Exercise directions: Each line in the listing is to be restated exactly.

Material for this task:
***

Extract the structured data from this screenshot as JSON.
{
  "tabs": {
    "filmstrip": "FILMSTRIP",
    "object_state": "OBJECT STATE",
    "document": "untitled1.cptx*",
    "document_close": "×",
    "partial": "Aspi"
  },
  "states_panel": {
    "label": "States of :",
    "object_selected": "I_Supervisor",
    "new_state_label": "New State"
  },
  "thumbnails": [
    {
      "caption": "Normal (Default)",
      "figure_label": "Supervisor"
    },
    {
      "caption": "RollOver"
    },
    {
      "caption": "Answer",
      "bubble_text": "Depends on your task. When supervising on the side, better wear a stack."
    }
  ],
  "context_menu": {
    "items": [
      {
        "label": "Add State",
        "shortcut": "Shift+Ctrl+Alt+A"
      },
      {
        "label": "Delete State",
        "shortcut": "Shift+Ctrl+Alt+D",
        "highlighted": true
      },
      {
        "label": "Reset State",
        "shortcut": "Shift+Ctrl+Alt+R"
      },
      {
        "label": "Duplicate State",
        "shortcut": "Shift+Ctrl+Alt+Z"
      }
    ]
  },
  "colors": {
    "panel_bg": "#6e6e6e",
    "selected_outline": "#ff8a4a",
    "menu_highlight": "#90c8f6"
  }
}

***

Output for this task:
Extract the structured data from this screenshot as JSON.
{
  "tabs": {
    "filmstrip": "FILMSTRIP",
    "object_state": "OBJECT STATE",
    "document": "untitled1.cptx*",
    "document_close": "×",
    "partial": "Aspi"
  },
  "states_panel": {
    "label": "States of :",
    "object_selected": "I_Supervisor",
    "new_state_label": "New State"
  },
  "thumbnails": [
    {
      "caption": "Normal (Default)",
      "figure_label": "Supervisor"
    },
    {
      "caption": "RollOver"
    },
    {
      "caption": "Answer",
      "bubble_text": "Depends on your task. When supervising on the side, better wear a stack."
    }
  ],
  "context_menu": {
    "items": [
      {
        "label": "Add State",
        "shortcut": "Shift+Ctrl+Alt+A"
      },
      {
        "label": "Delete State",
        "shortcut": "Shift+Ctrl+Alt+D",
        "highlighted": true
      },
      {
        "label": "Reset State",
        "shortcut": "Shift+Ctrl+Alt+R"
      },
      {
        "label": "Duplicate State",
        "shortcut": "Shift+Ctrl+Alt+Z"
      }
    ]
  },
  "colors": {
    "panel_bg": "#6e6e6e",
    "selected_outline": "#ff8a4a",
    "menu_highlight": "#90c8f6"
  }
}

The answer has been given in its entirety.